It’s difficult not to pre-judge plays. A modern musical ‘remix’ of Euripides’ tragedy The Bacchae, you say? Co-written by an edgy young(ish) playwright called Ché and his actor mate from Doctor Who? All taking place at Shakespeare’s Globe, a theatre better known (deservedly) for its faithful productions of Jacobean and Elizabethan theatre than the variable quality of its new productions? The omens for The Lightning Child, co-written by Ché Walker and Arthur Darvill, were not great.
Some of this trepidation was deserved. From an awkward introduction featuring Neil Armstrong rowing with his wife to a self-indulgent coda of Billie Holiday, the script possesses an unsubtle pantomime quality, at odds with its brutal subject matter and crude language. Its staging of Thebes in decadent ruin, under the thrall of the vengeful god Dionysus, resembles an overpriced Camden tourist trap, all mock psychedelica and tribal styling.
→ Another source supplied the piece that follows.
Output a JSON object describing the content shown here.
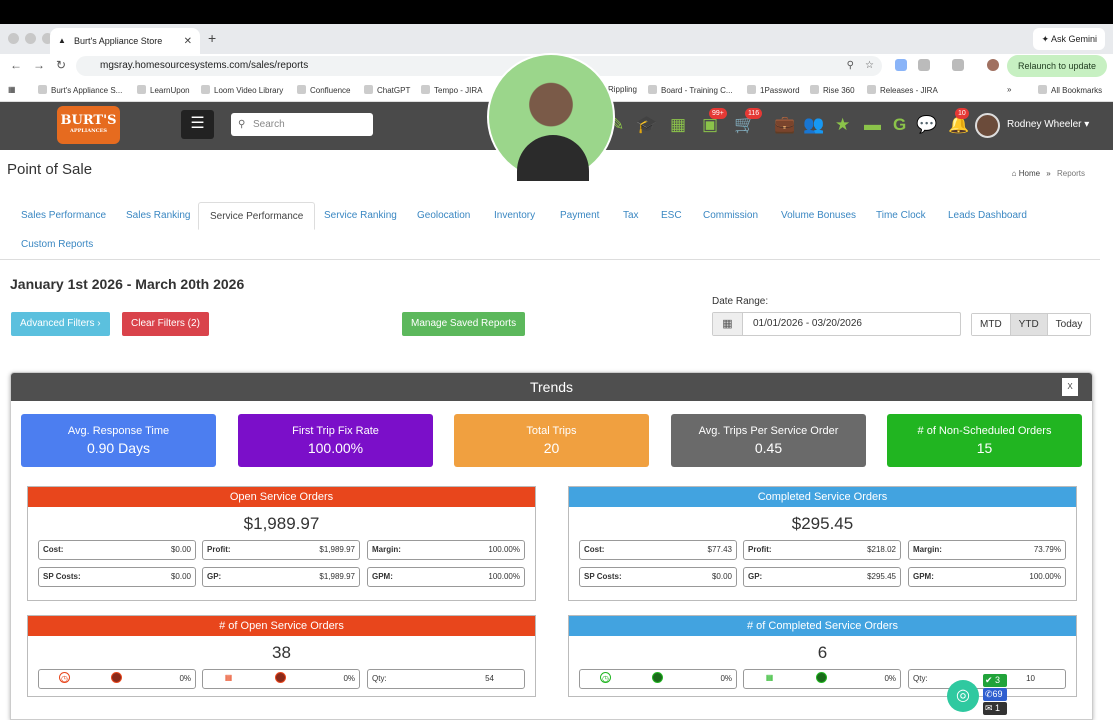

Yet, intellectually, it’s a riot. Euripides’ original presents a clash between Dionysus’ pursuit of pleasure and the doomed Pentheus who rejects his empty hedonism, placing the questions of civic duty and the necessity of state authority alongside, and in opposition to, the pursuit of the Good Life. Its own anarchic rule-breaking (Euripides unusually places the vengeful deus in media res rather than ex machina at the denouement), and pointed barbs at modern-day moral strictures, encourages contemporary rewrites without risking sacrilege.
The Lightning Child plays out this contrast in surreal, modern garb: Dionysus becoming a flamboyantly seductive Seventies disco queen, and Pentheus as a sexually repressed, ‘roid-raging gym bunny. Tommy Coleman and Clifford Samuel are both excellent as the respective leads. Coleman’s Dionysus is an embodiment of enlightened liberal attitudes towards sex and morality: ‘Quiet – you’re alienating the homophobes’, he winks at the audience at tales of his sexual exploits. Meanwhile, Samuel plays Pentheus as a villainous, macho misogynist whose casual homophobia makes him, rather than the god Dionysus, appear the religious zealot.
Yet rather than trendily subvert the play’s brutal moralism, Walker and Darvill bravely preserve much of its ambiguity. While Dionysus provides a seductive case for letting it all hang out, the vignettes explore the flipside: those whose pursuit of lives with greater meaning are crushed by the narcissism of pleasure. One scene in particular, which explores South African runner Caster Semenya’s ordeal when she was accused of lying about her natural gender, is extraordinary - pitting the cold rationality of the medical authorities, who insist she fit into a natural gender identity, against Semenya’s desire to find transcendence through sport.